Photo: Juice Generation

Can you share a single piece of advice you’d give to another entrepreneur?

Grow or die. A brand must always evolve—especially in the wellness space. I’ve seen many concepts falter because they don’t grow and change with the times.

A business owner’s to-do list is always long. Please share your favorite efficiency hack.

I’m so old school that I start every day with a brand new yellow legal pad. I make my lists in the morning and take notes on it from meetings throughout the day. I’ve tried all sorts of efficiency apps but always come back to the legal pad.

Everyone wants to know: Do you have any open positions?

We are always hiring. It’s part of the “grow or die” philosophy. Finding great people takes work, and we’re constantly looking to add new talent. Passion and dedication are the key characteristics we look for. I’m really proud of the team we’ve been able to build—so many of the people I hired in the early days are still beside me helping to run the business. It’s incredibly gratifying and brings me great happiness.

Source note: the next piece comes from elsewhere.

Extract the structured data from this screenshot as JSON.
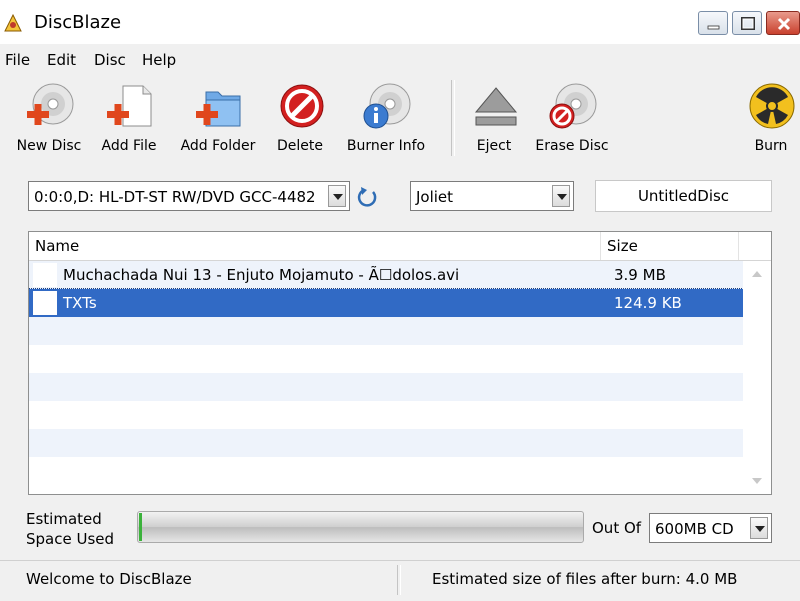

Sometimes, that “grow or die” philosophy also means getting Gwyneth Paltrow’s approval—here’s how Juice Beauty’s Karen Behnke did it. And if there’s not yet a Juice Generation near you, you can make your own jackfruit tacos using the juice bar’s recipe.